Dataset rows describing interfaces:
☆ ☆ ☆ ☆ ☆ ☆ ☆

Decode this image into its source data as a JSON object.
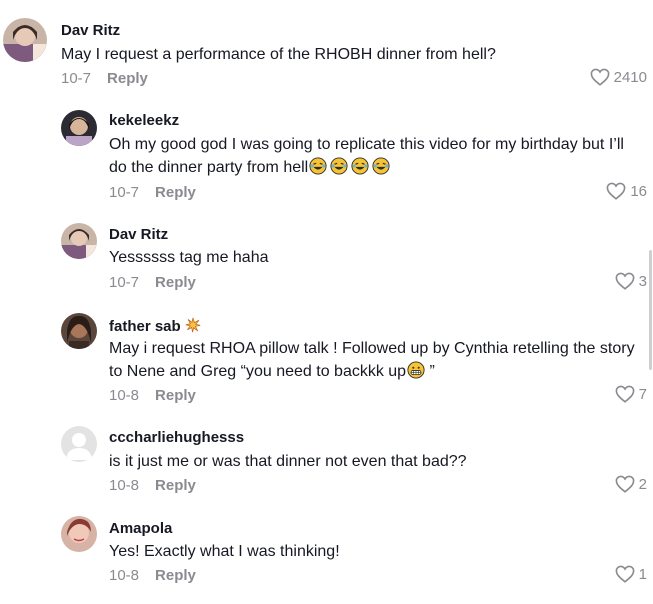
{
  "comments": [
    {
      "username": "Dav Ritz",
      "text": "May I request a performance of the RHOBH dinner from hell?",
      "date": "10-7",
      "reply_label": "Reply",
      "likes": "2410"
    },
    {
      "username": "kekeleekz",
      "text_line1": "Oh my good god I was going to replicate this video for my birthday but I’ll",
      "text_line2": "do the dinner party from hell",
      "emoji": "laughing-crying-emoji",
      "date": "10-7",
      "reply_label": "Reply",
      "likes": "16"
    },
    {
      "username": "Dav Ritz",
      "text": "Yessssss tag me haha",
      "date": "10-7",
      "reply_label": "Reply",
      "likes": "3"
    },
    {
      "username": "father sab",
      "badge": "sparkle-burst-emoji",
      "text_line1": "May i request RHOA pillow talk ! Followed up by Cynthia retelling the story",
      "text_line2a": "to Nene and Greg “you need to backkk up",
      "text_line2b": " ”",
      "date": "10-8",
      "reply_label": "Reply",
      "likes": "7"
    },
    {
      "username": "cccharliehughesss",
      "text": "is it just me or was that dinner not even that bad??",
      "date": "10-8",
      "reply_label": "Reply",
      "likes": "2"
    },
    {
      "username": "Amapola",
      "text": "Yes! Exactly what I was thinking!",
      "date": "10-8",
      "reply_label": "Reply",
      "likes": "1"
    }
  ],
  "colors": {
    "text": "#161823",
    "muted": "#8a8b91",
    "background": "#ffffff"
  },
  "icons": {
    "like": "heart-outline-icon",
    "default_avatar": "default-avatar-icon"
  }
}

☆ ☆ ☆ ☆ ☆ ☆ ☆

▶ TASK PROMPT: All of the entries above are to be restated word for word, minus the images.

▶ ANSWER BOX:
Decode this image into its source data as a JSON object.
{
  "comments": [
    {
      "username": "Dav Ritz",
      "text": "May I request a performance of the RHOBH dinner from hell?",
      "date": "10-7",
      "reply_label": "Reply",
      "likes": "2410"
    },
    {
      "username": "kekeleekz",
      "text_line1": "Oh my good god I was going to replicate this video for my birthday but I’ll",
      "text_line2": "do the dinner party from hell",
      "emoji": "laughing-crying-emoji",
      "date": "10-7",
      "reply_label": "Reply",
      "likes": "16"
    },
    {
      "username": "Dav Ritz",
      "text": "Yessssss tag me haha",
      "date": "10-7",
      "reply_label": "Reply",
      "likes": "3"
    },
    {
      "username": "father sab",
      "badge": "sparkle-burst-emoji",
      "text_line1": "May i request RHOA pillow talk ! Followed up by Cynthia retelling the story",
      "text_line2a": "to Nene and Greg “you need to backkk up",
      "text_line2b": " ”",
      "date": "10-8",
      "reply_label": "Reply",
      "likes": "7"
    },
    {
      "username": "cccharliehughesss",
      "text": "is it just me or was that dinner not even that bad??",
      "date": "10-8",
      "reply_label": "Reply",
      "likes": "2"
    },
    {
      "username": "Amapola",
      "text": "Yes! Exactly what I was thinking!",
      "date": "10-8",
      "reply_label": "Reply",
      "likes": "1"
    }
  ],
  "colors": {
    "text": "#161823",
    "muted": "#8a8b91",
    "background": "#ffffff"
  },
  "icons": {
    "like": "heart-outline-icon",
    "default_avatar": "default-avatar-icon"
  }
}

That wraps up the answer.